A third problem is Hunter’s definition of cultural conflict as “ultimately about the struggle for domination.” At another point he claims that the “struggle for power (which is the essence of politics) is in large part a struggle between competing truth claims.” Why throw in the towel and line up with those who claim that beneath every well-argued perspective lurks a complainant hell-bent on hegemony? Power as dominion and force is one chief form power has taken in the West. But this does not and must not exhaust our understanding of power, or we are in deep trouble indeed. Hannah Arendt went so far as to refuse to accept hegemony and imposition as legitimate expressions of power. For her, such compulsion was anti-power, anti-politics. Power, she suggested, is the ability to act in common, deriving more from the Latin potentia than from potestas. Power in this view is relational, contextual, shifting. To reduce power to domination and go on to insist that this is the very “essence” of politics is to move in directions that undercut the moral claims Hunter hopes not only to understand but to sustain.
Finally, Hunter’s solutions trail off into abstraction. He, along with many of us, calls for a revivification of public discourse in order that we might “sustain a genuine and peaceable pluralism.” He believes we must, as a people, reclaim the center. He fears our liberal democracy is in a danger zone, having lost its ability to make “equitable public policy.” But his “practical steps” to create “democratic possibilities” are themselves the democratic verities to which the “steps” are meant to lead.

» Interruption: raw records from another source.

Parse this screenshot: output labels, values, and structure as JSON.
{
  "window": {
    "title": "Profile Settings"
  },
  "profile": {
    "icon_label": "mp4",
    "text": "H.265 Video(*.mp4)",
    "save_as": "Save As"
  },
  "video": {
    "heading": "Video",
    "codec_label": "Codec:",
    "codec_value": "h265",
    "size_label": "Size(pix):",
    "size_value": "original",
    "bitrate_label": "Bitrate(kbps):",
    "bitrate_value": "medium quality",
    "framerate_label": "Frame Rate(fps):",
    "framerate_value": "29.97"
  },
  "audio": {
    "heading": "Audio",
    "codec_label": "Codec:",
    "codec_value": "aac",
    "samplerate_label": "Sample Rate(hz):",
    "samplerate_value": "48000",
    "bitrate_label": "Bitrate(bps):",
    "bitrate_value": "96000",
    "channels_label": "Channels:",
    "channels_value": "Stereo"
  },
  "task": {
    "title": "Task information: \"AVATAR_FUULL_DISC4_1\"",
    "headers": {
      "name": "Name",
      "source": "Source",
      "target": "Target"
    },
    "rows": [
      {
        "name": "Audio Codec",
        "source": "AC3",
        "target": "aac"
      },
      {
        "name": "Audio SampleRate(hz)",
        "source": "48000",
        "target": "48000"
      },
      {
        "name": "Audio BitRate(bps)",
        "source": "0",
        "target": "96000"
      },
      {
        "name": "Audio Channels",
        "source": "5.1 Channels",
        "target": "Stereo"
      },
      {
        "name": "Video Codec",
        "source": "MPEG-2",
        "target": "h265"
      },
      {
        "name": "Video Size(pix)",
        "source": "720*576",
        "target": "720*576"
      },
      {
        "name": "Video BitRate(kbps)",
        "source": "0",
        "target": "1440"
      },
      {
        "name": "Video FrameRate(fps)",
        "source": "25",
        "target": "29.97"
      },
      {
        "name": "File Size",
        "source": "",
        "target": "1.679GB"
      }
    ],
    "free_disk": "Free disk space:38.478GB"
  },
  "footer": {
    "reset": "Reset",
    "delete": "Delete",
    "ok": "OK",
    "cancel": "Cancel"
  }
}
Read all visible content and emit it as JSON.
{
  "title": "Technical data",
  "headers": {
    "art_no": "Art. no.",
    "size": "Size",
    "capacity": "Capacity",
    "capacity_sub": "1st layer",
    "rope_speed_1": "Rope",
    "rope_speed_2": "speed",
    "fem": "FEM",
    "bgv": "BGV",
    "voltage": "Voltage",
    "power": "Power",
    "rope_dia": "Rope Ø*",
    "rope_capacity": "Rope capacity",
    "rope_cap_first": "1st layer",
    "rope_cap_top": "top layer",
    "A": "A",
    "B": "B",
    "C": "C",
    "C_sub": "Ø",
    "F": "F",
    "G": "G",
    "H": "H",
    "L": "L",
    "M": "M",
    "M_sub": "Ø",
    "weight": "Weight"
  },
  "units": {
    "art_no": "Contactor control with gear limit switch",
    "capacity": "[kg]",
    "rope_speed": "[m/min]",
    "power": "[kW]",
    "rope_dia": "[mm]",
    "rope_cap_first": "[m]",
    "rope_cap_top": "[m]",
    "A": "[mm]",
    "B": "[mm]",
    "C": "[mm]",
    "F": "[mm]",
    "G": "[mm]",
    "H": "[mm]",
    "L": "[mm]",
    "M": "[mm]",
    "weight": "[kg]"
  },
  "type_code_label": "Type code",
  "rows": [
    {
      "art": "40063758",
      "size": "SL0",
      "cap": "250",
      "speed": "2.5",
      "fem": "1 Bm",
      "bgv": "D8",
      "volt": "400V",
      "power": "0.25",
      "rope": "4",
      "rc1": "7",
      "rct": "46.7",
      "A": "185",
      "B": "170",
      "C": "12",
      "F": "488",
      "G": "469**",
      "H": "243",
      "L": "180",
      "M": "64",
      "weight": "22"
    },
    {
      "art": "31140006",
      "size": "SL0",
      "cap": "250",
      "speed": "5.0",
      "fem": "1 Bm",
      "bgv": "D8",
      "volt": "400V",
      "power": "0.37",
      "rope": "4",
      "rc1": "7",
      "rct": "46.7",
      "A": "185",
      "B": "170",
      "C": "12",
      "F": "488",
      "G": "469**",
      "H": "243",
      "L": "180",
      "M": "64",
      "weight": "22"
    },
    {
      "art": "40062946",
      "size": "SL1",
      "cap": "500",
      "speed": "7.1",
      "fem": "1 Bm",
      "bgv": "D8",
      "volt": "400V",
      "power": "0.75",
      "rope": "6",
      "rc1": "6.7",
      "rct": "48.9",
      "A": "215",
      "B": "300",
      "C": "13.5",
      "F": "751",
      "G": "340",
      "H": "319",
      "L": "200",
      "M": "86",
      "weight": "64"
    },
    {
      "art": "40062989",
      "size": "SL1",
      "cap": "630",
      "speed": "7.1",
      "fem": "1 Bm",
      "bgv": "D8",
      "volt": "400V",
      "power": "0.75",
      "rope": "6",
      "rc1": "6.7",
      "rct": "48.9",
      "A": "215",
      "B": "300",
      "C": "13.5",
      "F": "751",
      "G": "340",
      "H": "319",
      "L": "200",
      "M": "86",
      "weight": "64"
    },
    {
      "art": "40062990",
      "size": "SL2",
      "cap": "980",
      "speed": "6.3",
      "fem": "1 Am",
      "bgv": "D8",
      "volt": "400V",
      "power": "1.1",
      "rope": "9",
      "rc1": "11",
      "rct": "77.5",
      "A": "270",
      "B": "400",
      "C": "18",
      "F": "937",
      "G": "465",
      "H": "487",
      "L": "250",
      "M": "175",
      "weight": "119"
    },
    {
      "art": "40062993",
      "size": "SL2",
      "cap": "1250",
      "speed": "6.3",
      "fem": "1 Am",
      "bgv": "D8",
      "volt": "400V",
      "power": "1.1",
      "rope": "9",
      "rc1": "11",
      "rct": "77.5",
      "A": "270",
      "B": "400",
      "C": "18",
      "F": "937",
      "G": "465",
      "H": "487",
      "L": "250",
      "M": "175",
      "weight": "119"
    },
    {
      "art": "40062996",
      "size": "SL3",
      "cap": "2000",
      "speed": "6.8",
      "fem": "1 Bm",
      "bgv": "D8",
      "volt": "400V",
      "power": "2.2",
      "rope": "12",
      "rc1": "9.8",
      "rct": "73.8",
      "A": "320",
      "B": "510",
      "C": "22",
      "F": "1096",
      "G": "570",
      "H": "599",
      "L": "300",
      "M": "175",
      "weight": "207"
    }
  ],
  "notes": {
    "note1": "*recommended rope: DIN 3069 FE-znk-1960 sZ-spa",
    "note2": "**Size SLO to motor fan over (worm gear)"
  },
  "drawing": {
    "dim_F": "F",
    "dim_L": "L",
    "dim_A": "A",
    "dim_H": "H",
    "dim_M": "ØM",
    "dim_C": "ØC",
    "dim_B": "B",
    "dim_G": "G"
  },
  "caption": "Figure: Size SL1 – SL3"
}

Hunter wants a changed environment for public discourse, a rejection of the impulse of a public quiescence, and a recognition “of the sacred within different moral communities and the weaknesses and dangers in one’s own moral commitments.”
Here he has happened on a central conundrum articulated explicitly by Rousseau in The Social Contract: “In order for an emerging people to appreciate the healthy maxims of politics, and follow the fundamental rules of statecraft, the effect would have to become the cause; the social spirit, which should be the result of the institution, would have to preside over the founding of the institution itself; and men would have to be prior to laws what they ought to become by means of laws.” Rousseau’s classic dilemma holds that a people must adopt the principles that sustain life in “the ethical polity” in a manner that gives rise to the very ends from which such principles ought properly to derive.
Put more simply, Hunter’s “practical steps” as the means to achieve democratic possibility are, instead, the substantive ends of a robust, pluralist democracy. The committed yet ironic democracy Hunter calls for and cherishes (as do I) awaits its new and no doubt rather different Reinhold Niebuhr. That paragon, should he or she arise in our midst, will find Culture Wars—its weaknesses notwithstanding—an indispensable guide to our current discontents.
Jean Bethke Elshtain, a member of the Editorial Advisory Board of First Things, is Centennial Professor of Political Science and Professor of Philosophy at Vanderbilt University.